§ EXERCISE DIRECTIONS:
With nothing added and nothing dropped, write out all of the entries below.

Items listed in a dataset
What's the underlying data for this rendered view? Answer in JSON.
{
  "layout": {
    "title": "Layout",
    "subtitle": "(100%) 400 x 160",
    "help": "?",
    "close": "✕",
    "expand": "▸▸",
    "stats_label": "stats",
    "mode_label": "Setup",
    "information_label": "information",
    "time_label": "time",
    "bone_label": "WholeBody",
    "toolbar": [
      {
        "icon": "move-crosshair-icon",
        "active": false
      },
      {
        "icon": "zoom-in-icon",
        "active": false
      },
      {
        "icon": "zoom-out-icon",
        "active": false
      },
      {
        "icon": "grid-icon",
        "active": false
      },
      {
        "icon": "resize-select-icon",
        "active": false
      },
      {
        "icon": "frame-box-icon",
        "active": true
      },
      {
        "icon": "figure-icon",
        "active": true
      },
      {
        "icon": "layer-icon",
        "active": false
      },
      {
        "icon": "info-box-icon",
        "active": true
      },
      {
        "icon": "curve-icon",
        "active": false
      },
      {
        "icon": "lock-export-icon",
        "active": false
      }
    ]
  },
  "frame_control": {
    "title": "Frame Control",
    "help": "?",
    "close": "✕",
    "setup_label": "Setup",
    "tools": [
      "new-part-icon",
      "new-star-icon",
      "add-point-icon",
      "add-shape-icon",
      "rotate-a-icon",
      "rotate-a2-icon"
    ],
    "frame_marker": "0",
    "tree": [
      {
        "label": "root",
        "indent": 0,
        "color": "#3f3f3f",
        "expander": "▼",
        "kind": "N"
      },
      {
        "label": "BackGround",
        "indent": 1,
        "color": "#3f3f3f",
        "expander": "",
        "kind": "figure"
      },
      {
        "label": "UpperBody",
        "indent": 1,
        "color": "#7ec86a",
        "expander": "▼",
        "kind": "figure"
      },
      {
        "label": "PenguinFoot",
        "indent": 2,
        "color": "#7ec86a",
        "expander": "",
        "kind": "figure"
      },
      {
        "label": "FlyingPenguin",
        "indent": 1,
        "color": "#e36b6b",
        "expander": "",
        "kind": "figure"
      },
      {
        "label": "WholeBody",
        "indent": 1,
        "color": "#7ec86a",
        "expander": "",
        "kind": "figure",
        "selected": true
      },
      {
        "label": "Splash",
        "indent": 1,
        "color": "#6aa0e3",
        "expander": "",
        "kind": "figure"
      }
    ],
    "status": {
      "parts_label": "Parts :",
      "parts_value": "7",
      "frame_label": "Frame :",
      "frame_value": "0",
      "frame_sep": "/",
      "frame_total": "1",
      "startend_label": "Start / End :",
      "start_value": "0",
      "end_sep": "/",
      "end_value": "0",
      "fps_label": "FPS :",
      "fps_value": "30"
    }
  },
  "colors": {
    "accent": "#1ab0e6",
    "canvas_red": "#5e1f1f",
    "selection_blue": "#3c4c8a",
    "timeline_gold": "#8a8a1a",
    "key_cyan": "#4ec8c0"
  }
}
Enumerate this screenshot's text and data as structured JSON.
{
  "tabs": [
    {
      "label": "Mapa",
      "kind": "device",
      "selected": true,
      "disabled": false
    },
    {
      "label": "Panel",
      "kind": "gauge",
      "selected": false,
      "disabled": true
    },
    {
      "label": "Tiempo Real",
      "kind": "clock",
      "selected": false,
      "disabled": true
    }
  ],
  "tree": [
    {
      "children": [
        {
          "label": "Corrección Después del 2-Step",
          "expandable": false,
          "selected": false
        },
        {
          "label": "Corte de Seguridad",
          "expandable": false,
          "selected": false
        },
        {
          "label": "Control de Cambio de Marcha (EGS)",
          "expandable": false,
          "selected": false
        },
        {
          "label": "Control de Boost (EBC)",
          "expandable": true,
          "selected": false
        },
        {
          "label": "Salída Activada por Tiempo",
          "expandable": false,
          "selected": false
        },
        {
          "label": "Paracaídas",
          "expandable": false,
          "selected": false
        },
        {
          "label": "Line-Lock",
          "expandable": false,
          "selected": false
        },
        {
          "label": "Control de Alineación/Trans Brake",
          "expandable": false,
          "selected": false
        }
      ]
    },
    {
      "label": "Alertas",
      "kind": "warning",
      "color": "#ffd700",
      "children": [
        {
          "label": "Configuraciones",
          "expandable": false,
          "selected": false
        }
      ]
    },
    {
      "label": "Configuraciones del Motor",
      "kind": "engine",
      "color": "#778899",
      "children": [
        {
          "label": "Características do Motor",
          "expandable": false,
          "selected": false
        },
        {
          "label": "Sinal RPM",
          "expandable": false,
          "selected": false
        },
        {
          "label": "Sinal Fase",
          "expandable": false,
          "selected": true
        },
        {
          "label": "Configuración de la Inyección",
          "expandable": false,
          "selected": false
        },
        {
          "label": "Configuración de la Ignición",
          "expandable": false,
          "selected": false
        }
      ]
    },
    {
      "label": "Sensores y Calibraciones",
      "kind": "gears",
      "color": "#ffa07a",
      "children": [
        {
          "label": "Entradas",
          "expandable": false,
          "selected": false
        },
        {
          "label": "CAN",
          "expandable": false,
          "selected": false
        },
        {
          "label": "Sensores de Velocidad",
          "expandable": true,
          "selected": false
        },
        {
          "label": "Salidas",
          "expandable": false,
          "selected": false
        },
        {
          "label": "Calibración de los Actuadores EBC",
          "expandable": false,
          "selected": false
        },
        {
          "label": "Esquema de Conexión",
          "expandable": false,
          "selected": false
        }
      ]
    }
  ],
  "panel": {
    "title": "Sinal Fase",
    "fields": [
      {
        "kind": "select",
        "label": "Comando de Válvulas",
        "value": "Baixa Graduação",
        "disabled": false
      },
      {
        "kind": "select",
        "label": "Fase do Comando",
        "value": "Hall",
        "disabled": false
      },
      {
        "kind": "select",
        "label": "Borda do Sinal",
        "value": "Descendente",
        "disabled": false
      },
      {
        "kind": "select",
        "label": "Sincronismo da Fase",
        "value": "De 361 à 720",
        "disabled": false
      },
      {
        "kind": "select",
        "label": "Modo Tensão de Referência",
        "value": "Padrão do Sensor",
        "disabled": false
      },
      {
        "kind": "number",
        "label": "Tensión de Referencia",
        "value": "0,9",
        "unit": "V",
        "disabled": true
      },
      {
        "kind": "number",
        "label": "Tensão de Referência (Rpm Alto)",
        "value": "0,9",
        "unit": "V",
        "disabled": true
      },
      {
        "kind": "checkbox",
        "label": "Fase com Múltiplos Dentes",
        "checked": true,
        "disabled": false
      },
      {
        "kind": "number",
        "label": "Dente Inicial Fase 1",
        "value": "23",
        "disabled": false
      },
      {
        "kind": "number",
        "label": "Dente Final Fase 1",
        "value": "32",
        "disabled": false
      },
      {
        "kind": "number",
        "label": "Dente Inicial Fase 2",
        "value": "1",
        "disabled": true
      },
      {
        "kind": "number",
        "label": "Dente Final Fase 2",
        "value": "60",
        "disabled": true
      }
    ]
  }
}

§ EXPECTED ANSWER:
What's the underlying data for this rendered view? Answer in JSON.
{
  "layout": {
    "title": "Layout",
    "subtitle": "(100%) 400 x 160",
    "help": "?",
    "close": "✕",
    "expand": "▸▸",
    "stats_label": "stats",
    "mode_label": "Setup",
    "information_label": "information",
    "time_label": "time",
    "bone_label": "WholeBody",
    "toolbar": [
      {
        "icon": "move-crosshair-icon",
        "active": false
      },
      {
        "icon": "zoom-in-icon",
        "active": false
      },
      {
        "icon": "zoom-out-icon",
        "active": false
      },
      {
        "icon": "grid-icon",
        "active": false
      },
      {
        "icon": "resize-select-icon",
        "active": false
      },
      {
        "icon": "frame-box-icon",
        "active": true
      },
      {
        "icon": "figure-icon",
        "active": true
      },
      {
        "icon": "layer-icon",
        "active": false
      },
      {
        "icon": "info-box-icon",
        "active": true
      },
      {
        "icon": "curve-icon",
        "active": false
      },
      {
        "icon": "lock-export-icon",
        "active": false
      }
    ]
  },
  "frame_control": {
    "title": "Frame Control",
    "help": "?",
    "close": "✕",
    "setup_label": "Setup",
    "tools": [
      "new-part-icon",
      "new-star-icon",
      "add-point-icon",
      "add-shape-icon",
      "rotate-a-icon",
      "rotate-a2-icon"
    ],
    "frame_marker": "0",
    "tree": [
      {
        "label": "root",
        "indent": 0,
        "color": "#3f3f3f",
        "expander": "▼",
        "kind": "N"
      },
      {
        "label": "BackGround",
        "indent": 1,
        "color": "#3f3f3f",
        "expander": "",
        "kind": "figure"
      },
      {
        "label": "UpperBody",
        "indent": 1,
        "color": "#7ec86a",
        "expander": "▼",
        "kind": "figure"
      },
      {
        "label": "PenguinFoot",
        "indent": 2,
        "color": "#7ec86a",
        "expander": "",
        "kind": "figure"
      },
      {
        "label": "FlyingPenguin",
        "indent": 1,
        "color": "#e36b6b",
        "expander": "",
        "kind": "figure"
      },
      {
        "label": "WholeBody",
        "indent": 1,
        "color": "#7ec86a",
        "expander": "",
        "kind": "figure",
        "selected": true
      },
      {
        "label": "Splash",
        "indent": 1,
        "color": "#6aa0e3",
        "expander": "",
        "kind": "figure"
      }
    ],
    "status": {
      "parts_label": "Parts :",
      "parts_value": "7",
      "frame_label": "Frame :",
      "frame_value": "0",
      "frame_sep": "/",
      "frame_total": "1",
      "startend_label": "Start / End :",
      "start_value": "0",
      "end_sep": "/",
      "end_value": "0",
      "fps_label": "FPS :",
      "fps_value": "30"
    }
  },
  "colors": {
    "accent": "#1ab0e6",
    "canvas_red": "#5e1f1f",
    "selection_blue": "#3c4c8a",
    "timeline_gold": "#8a8a1a",
    "key_cyan": "#4ec8c0"
  }
}
Enumerate this screenshot's text and data as structured JSON.
{
  "tabs": [
    {
      "label": "Mapa",
      "kind": "device",
      "selected": true,
      "disabled": false
    },
    {
      "label": "Panel",
      "kind": "gauge",
      "selected": false,
      "disabled": true
    },
    {
      "label": "Tiempo Real",
      "kind": "clock",
      "selected": false,
      "disabled": true
    }
  ],
  "tree": [
    {
      "children": [
        {
          "label": "Corrección Después del 2-Step",
          "expandable": false,
          "selected": false
        },
        {
          "label": "Corte de Seguridad",
          "expandable": false,
          "selected": false
        },
        {
          "label": "Control de Cambio de Marcha (EGS)",
          "expandable": false,
          "selected": false
        },
        {
          "label": "Control de Boost (EBC)",
          "expandable": true,
          "selected": false
        },
        {
          "label": "Salída Activada por Tiempo",
          "expandable": false,
          "selected": false
        },
        {
          "label": "Paracaídas",
          "expandable": false,
          "selected": false
        },
        {
          "label": "Line-Lock",
          "expandable": false,
          "selected": false
        },
        {
          "label": "Control de Alineación/Trans Brake",
          "expandable": false,
          "selected": false
        }
      ]
    },
    {
      "label": "Alertas",
      "kind": "warning",
      "color": "#ffd700",
      "children": [
        {
          "label": "Configuraciones",
          "expandable": false,
          "selected": false
        }
      ]
    },
    {
      "label": "Configuraciones del Motor",
      "kind": "engine",
      "color": "#778899",
      "children": [
        {
          "label": "Características do Motor",
          "expandable": false,
          "selected": false
        },
        {
          "label": "Sinal RPM",
          "expandable": false,
          "selected": false
        },
        {
          "label": "Sinal Fase",
          "expandable": false,
          "selected": true
        },
        {
          "label": "Configuración de la Inyección",
          "expandable": false,
          "selected": false
        },
        {
          "label": "Configuración de la Ignición",
          "expandable": false,
          "selected": false
        }
      ]
    },
    {
      "label": "Sensores y Calibraciones",
      "kind": "gears",
      "color": "#ffa07a",
      "children": [
        {
          "label": "Entradas",
          "expandable": false,
          "selected": false
        },
        {
          "label": "CAN",
          "expandable": false,
          "selected": false
        },
        {
          "label": "Sensores de Velocidad",
          "expandable": true,
          "selected": false
        },
        {
          "label": "Salidas",
          "expandable": false,
          "selected": false
        },
        {
          "label": "Calibración de los Actuadores EBC",
          "expandable": false,
          "selected": false
        },
        {
          "label": "Esquema de Conexión",
          "expandable": false,
          "selected": false
        }
      ]
    }
  ],
  "panel": {
    "title": "Sinal Fase",
    "fields": [
      {
        "kind": "select",
        "label": "Comando de Válvulas",
        "value": "Baixa Graduação",
        "disabled": false
      },
      {
        "kind": "select",
        "label": "Fase do Comando",
        "value": "Hall",
        "disabled": false
      },
      {
        "kind": "select",
        "label": "Borda do Sinal",
        "value": "Descendente",
        "disabled": false
      },
      {
        "kind": "select",
        "label": "Sincronismo da Fase",
        "value": "De 361 à 720",
        "disabled": false
      },
      {
        "kind": "select",
        "label": "Modo Tensão de Referência",
        "value": "Padrão do Sensor",
        "disabled": false
      },
      {
        "kind": "number",
        "label": "Tensión de Referencia",
        "value": "0,9",
        "unit": "V",
        "disabled": true
      },
      {
        "kind": "number",
        "label": "Tensão de Referência (Rpm Alto)",
        "value": "0,9",
        "unit": "V",
        "disabled": true
      },
      {
        "kind": "checkbox",
        "label": "Fase com Múltiplos Dentes",
        "checked": true,
        "disabled": false
      },
      {
        "kind": "number",
        "label": "Dente Inicial Fase 1",
        "value": "23",
        "disabled": false
      },
      {
        "kind": "number",
        "label": "Dente Final Fase 1",
        "value": "32",
        "disabled": false
      },
      {
        "kind": "number",
        "label": "Dente Inicial Fase 2",
        "value": "1",
        "disabled": true
      },
      {
        "kind": "number",
        "label": "Dente Final Fase 2",
        "value": "60",
        "disabled": true
      }
    ]
  }
}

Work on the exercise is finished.